  • Rapid decision making at all levels
  • Team effort by everyone and a can-do attitude
  • Strong business lead and close cooperation

Lessons learned

  • Focus on people over process
  • Embrace the challenge
  • Break some rules
  • Be brave
  • Use your best people

Many of us will be asked to take on ‘impossible missions’ at work.  Freddie’s best advice?  Deal with it!

Lower teen crime rates – is the internet responsible?

Apparently the peak age for teenage offending is 15.  A new report claims
there has been a drastic improvement in the behaviour of 15 year olds in Sweden
since the mid-1990s – and researchers are theorising that the internet is (at
least partially) responsible.

A report by the Crime Prevention Council of Sweden (Brottsförebyggande rådet -
or Brå) based on a survey of 6,500 15-year olds, found for example that 16% of
15-year olds admitted to vandalising public property (down from 32% in 1995).

Researchers are speculating that changes in teen habits are contributing to
this continuing improvement in behaviour.  Fewer teenagers are meeting up
with friends or hanging around in the ‘real world’ and are socialising online

Meanwhile in the UK in 2012 there was an 8% overall reduction in crime – and
observers and analysts are debating why.  One argument is that there are
fewer ‘crimes of opportunity’ for young offenders (e.g. cars are harder to
break into). There has certainly been a reduction in the amount of alcohol
consumed in the 16-25 year old age group.  Reports of vandalism began to
decline in 2007 – just as smartphones were taking off.  A youth worker, quoted in the Guardian, states there are “so many [other] things for kids to do” these days.

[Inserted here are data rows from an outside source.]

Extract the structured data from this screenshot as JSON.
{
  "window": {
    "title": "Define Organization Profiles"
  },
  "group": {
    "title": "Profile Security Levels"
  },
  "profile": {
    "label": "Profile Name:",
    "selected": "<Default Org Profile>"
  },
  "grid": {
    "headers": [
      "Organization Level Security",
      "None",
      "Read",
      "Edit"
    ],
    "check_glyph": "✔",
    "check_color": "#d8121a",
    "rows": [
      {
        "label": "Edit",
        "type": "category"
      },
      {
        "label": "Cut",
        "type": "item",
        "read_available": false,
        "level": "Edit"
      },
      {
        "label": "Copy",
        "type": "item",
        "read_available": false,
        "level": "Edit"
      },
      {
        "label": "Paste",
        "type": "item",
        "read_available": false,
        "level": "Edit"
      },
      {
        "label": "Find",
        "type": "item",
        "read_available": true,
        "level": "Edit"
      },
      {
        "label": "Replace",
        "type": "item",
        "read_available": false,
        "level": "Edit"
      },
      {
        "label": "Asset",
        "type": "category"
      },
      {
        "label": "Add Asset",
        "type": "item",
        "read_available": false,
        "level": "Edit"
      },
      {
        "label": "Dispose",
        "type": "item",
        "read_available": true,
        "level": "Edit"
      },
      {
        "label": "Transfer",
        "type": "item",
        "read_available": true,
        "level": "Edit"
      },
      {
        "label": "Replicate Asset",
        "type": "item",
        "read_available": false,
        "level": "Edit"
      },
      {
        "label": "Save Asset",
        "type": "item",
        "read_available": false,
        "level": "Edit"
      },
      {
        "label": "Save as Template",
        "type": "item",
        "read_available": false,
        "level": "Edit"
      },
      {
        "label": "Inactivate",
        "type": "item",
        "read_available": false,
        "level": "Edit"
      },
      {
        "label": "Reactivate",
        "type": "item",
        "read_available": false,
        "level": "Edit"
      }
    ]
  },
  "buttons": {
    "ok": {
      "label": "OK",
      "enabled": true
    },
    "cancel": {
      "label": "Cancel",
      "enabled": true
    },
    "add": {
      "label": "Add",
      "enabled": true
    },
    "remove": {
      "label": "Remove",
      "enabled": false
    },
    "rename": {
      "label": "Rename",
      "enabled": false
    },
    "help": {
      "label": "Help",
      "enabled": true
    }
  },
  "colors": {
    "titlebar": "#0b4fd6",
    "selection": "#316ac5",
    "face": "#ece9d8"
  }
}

Do the right thing: workplace trends in 2013

Business solutions expert Sodexo has released its 2013 report on key trends affecting the workplace.  The report combines insight from clients, academia, trade organisations, social media monitoring, literature reviews and surveys.  Physical resources and facilities, people and technology all combine to impact the effectiveness of the workplace and effective management of all three can improve performance and productivity.  The report identifies 12 key workplace trends, including:

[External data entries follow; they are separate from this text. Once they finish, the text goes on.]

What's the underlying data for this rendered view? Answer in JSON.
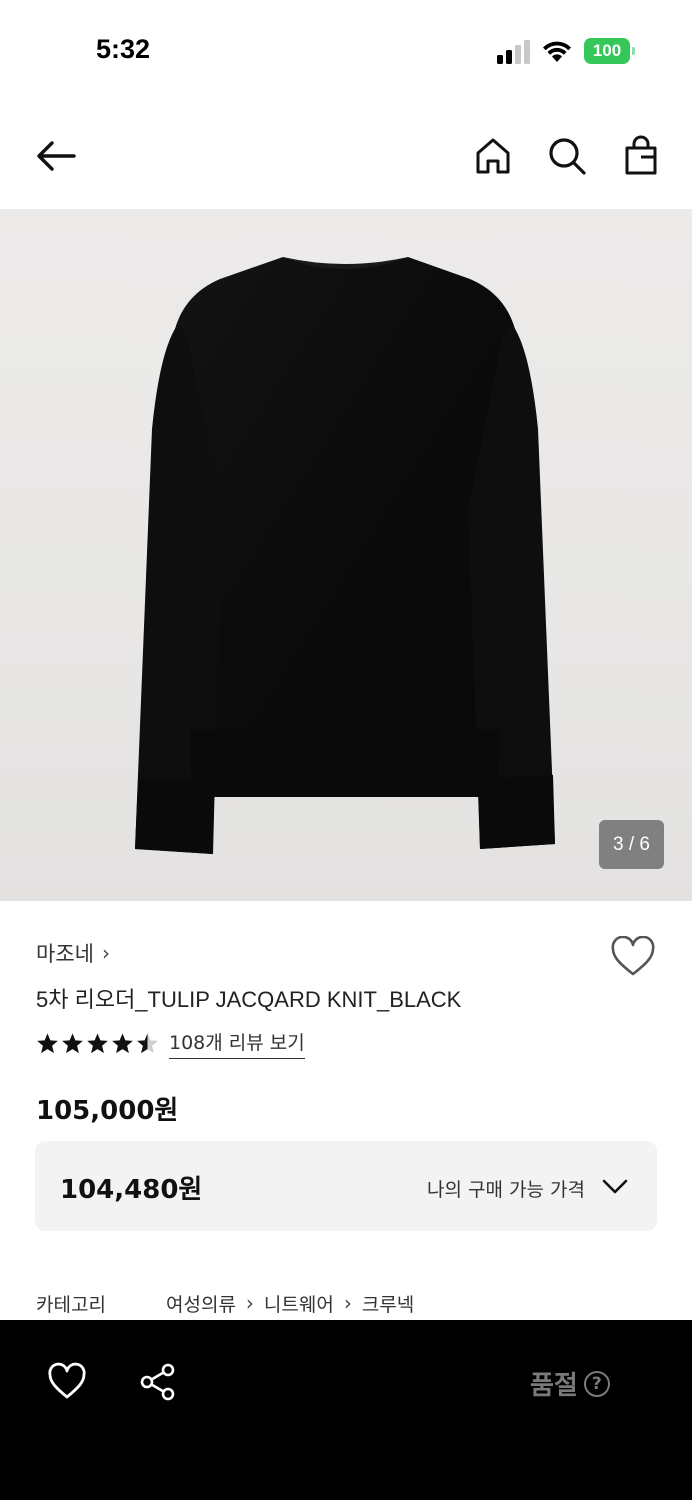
{
  "status_bar": {
    "time": "5:32",
    "battery": "100"
  },
  "product": {
    "brand": "마조네",
    "name": "5차 리오더_TULIP JACQARD KNIT_BLACK",
    "rating": 4.5,
    "review_link": "108개 리뷰 보기",
    "price": "105,000원",
    "image_counter": "3 / 6",
    "my_price": "104,480원",
    "my_price_label": "나의 구매 가능 가격"
  },
  "category": {
    "label": "카테고리",
    "path": [
      "여성의류",
      "니트웨어",
      "크루넥"
    ]
  },
  "bottom_bar": {
    "soldout_label": "품절",
    "help_glyph": "?"
  },
  "icons": [
    "back-arrow-icon",
    "home-icon",
    "search-icon",
    "shopping-bag-icon",
    "heart-icon",
    "share-icon",
    "star-icon",
    "chevron-down-icon",
    "help-icon"
  ],
  "colors": {
    "accent_battery": "#35c759",
    "bottom_bar": "#000000",
    "price_box": "#f3f3f3",
    "soldout_text": "#7a7a7a"
  }
}
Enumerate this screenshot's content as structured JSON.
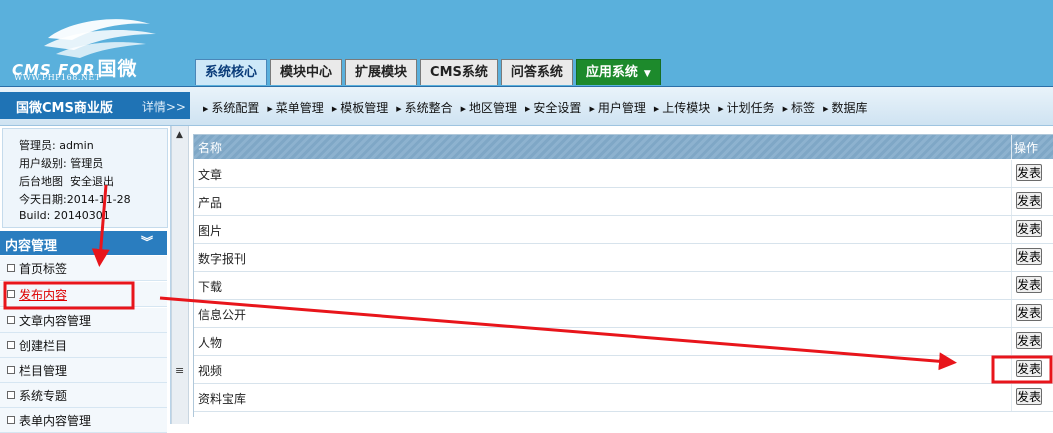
{
  "logo": {
    "text": "CMS FOR",
    "cn": "国微",
    "url": "WWW.PHP168.NET"
  },
  "main_tabs": [
    {
      "label": "系统核心"
    },
    {
      "label": "模块中心"
    },
    {
      "label": "扩展模块"
    },
    {
      "label": "CMS系统"
    },
    {
      "label": "问答系统"
    },
    {
      "label": "应用系统"
    }
  ],
  "brand": {
    "title": "国微CMS商业版",
    "more": "详情>>"
  },
  "subnav": [
    "系统配置",
    "菜单管理",
    "模板管理",
    "系统整合",
    "地区管理",
    "安全设置",
    "用户管理",
    "上传模块",
    "计划任务",
    "标签",
    "数据库"
  ],
  "userinfo": {
    "admin_line": "管理员: admin",
    "level_line": "用户级别: 管理员",
    "sitemap": "后台地图",
    "logout": "安全退出",
    "date_line": "今天日期:2014-11-28",
    "build_line": "Build: 20140301"
  },
  "sidebar": {
    "section_title": "内容管理",
    "section_chevron": "︾",
    "items": [
      {
        "label": "首页标签"
      },
      {
        "label": "发布内容"
      },
      {
        "label": "文章内容管理"
      },
      {
        "label": "创建栏目"
      },
      {
        "label": "栏目管理"
      },
      {
        "label": "系统专题"
      },
      {
        "label": "表单内容管理"
      }
    ]
  },
  "table": {
    "col_name": "名称",
    "col_action": "操作",
    "rows": [
      {
        "name": "文章",
        "action": "发表"
      },
      {
        "name": "产品",
        "action": "发表"
      },
      {
        "name": "图片",
        "action": "发表"
      },
      {
        "name": "数字报刊",
        "action": "发表"
      },
      {
        "name": "下载",
        "action": "发表"
      },
      {
        "name": "信息公开",
        "action": "发表"
      },
      {
        "name": "人物",
        "action": "发表"
      },
      {
        "name": "视频",
        "action": "发表"
      },
      {
        "name": "资料宝库",
        "action": "发表"
      }
    ]
  },
  "colors": {
    "header_bg": "#5ab0dc",
    "annotation_red": "#e8151b",
    "app_tab": "#1d8a2c"
  }
}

  • Thriving in the cloud
  • The development of 21st century mentoring
  • New recruitment models
  • The importance of inclusion

A new era of recruitment – facilitated by social media

There have been radical changes in the way organisations engage with prospective employees in the last five years.  A recent study found that 92% of US companies use social media in their recruitment efforts.  70% of employers report having successfully hired a candidate through social media (up from 58% in 2010).  Social media also creates a two-way conversation between employers and potential employees, who can gain a more complete picture of their potential employer using ratings sites and other similar services.

Flexible workplaces – ‘Integration 2.0’

The needs of the 21st century workforce are more complex and dynamic.  Progressive organisations are looking to provide dynamic life/work ‘ecosystems’ that provide flexible work options and contribute to the effectiveness – and wellbeing – of the workforce.  An example is in the development of more social space in workplaces and more multipurpose spaces that can flex to meet different demands.

Do the right thing – the importance of values

The report notes that 35% of the US workforce claims to have been bullied at work – and emphasises how this can prevent people from excelling at work – hurting the bottom line of organisations as well as having damaging psychological effects on staff.

86% of millennials entering the workforce now say they would consider leaving an employer whose values fell short of their expectations.  The report states that all four generations in the workforce see corporate social responsibility as a potential motivating factor at work.

Harvard Business Review has also been discussing the importance of corporate social responsibility and its impact on profitability and sustainability.  Author Eric McNulty sees the role of business leaders as to be clear in setting and communicating their purpose and their values and being clear about how their business model can ensure financial viability.  This clarity is essential if ‘its leaders and followers are to know what is the right thing to do’.